- ESOPHAGITIS, GASTROENTERISTIS AND MISCELLANEOUS DIGESTIVE DISORDERS WITHOUT MCC 392
Convert to ICD-9 General Equivalence Map
The ICD-10 and ICD-9 GEMs are used to facilitate linking between the diagnosis codes in ICD-9-CM and the new ICD-10-CM code set. The GEMs are the raw material from which providers, health information vendors and payers can derive specific applied mappings to meet their needs.
- 789.7 - Colic
- Abdominal colic in child less than or equal to 12 months
- Colicky pain
- Endemic colic
- Evening colic
- Infantile colic
Index of Diseases and Injuries
References found for the code R10.83 in the Index of Diseases and Injuries:
- Inclusion Terms: Inclusion terms
List of terms is included under some codes. These terms are the conditions for which that code is to be used. The terms may be synonyms of the code title, or, in the case of “other specified” codes, the terms are a list of the various conditions assigned to that code. The inclusion terms are not necessarily exhaustive. Additional terms found only in the Alphabetic Index may also be assigned to a code.
- Colic NOS
- Infantile colic
- Type 1 Excludes Notes: Type 1 Excludes Notes
A type 1 Excludes note is a pure excludes note. It means “NOT CODED HERE!” An Excludes1 note indicates that the code excluded should never be used at the same time as the code above the Excludes1 note. An Excludes1 is used when two conditions cannot occur together, such as a congenital form versus an acquired form of the same condition.
- colic in adult and child over 12 months old (R10.84)
Information for Patients
Also called: Bellyache
Your abdomen extends from below your chest to your groin. Some people call it the stomach, but your abdomen contains many other important organs. Pain in the abdomen can come from any one of them. The pain may start somewhere else, such as your chest. Severe pain doesn't always mean a serious problem. Nor does mild pain mean a problem is not serious.
Call your healthcare provider if mild pain lasts a week or more or if you have pain with other symptoms. Get medical help immediately if
- You have abdominal pain that is sudden and sharp
- You also have pain in your chest, neck or shoulder
- You're vomiting blood or have blood in your stool
- Your abdomen is stiff, hard and tender to touch
- You can't move your bowels, especially if you're also vomiting
- Abdominal pain
- Flank pain
Common Infant and Newborn Problems
It is hard when your baby is sick.
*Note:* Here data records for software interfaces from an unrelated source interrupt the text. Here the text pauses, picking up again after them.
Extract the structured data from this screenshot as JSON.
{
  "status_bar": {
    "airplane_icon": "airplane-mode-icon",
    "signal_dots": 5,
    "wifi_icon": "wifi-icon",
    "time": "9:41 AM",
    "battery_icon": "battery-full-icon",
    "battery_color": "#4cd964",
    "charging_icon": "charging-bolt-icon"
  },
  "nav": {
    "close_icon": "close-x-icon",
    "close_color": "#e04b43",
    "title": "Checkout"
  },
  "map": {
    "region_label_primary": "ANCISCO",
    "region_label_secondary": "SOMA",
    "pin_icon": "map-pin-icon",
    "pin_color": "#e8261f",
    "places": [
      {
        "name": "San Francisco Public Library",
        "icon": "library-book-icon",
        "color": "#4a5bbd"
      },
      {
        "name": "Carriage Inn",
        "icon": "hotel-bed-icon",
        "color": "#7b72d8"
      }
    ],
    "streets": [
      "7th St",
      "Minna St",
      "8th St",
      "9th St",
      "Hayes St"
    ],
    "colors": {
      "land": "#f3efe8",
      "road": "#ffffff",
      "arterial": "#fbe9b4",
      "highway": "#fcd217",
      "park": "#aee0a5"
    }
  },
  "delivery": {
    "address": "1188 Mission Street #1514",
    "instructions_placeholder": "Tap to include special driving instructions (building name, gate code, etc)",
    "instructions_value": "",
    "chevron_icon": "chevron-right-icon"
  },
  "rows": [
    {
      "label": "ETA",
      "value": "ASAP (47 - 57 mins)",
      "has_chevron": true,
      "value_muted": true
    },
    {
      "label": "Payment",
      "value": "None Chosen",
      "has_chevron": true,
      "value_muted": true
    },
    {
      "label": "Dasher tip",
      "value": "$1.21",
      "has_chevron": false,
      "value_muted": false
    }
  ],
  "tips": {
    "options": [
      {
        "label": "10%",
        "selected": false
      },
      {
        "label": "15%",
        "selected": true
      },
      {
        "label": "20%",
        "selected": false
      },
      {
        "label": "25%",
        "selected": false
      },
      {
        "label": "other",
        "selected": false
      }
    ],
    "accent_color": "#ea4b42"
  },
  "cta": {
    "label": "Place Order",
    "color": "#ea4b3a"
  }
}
Common health problems in babies include colds, coughs, fevers, and vomiting. Babies also commonly have skin problems, like diaper rash or cradle cap.
Many of these problems are not serious. It is important to know how to help your sick baby, and to know the warning signs for more serious problems. Trust your intuition - if you are worried about your baby, call your health care provider right away.
- Colic and crying - self-care
- Cradle cap
- Crying - excessive (0-6 months)
- Diaper rash
- Diarrhea in infants
- Newborn jaundice - discharge
- Rash - child under 2 years
- Spitting up - self-care
- When to Call the Baby's Doctor (Department of Health and Human Services, Office on Women's Health)
- When your baby or infant has a fever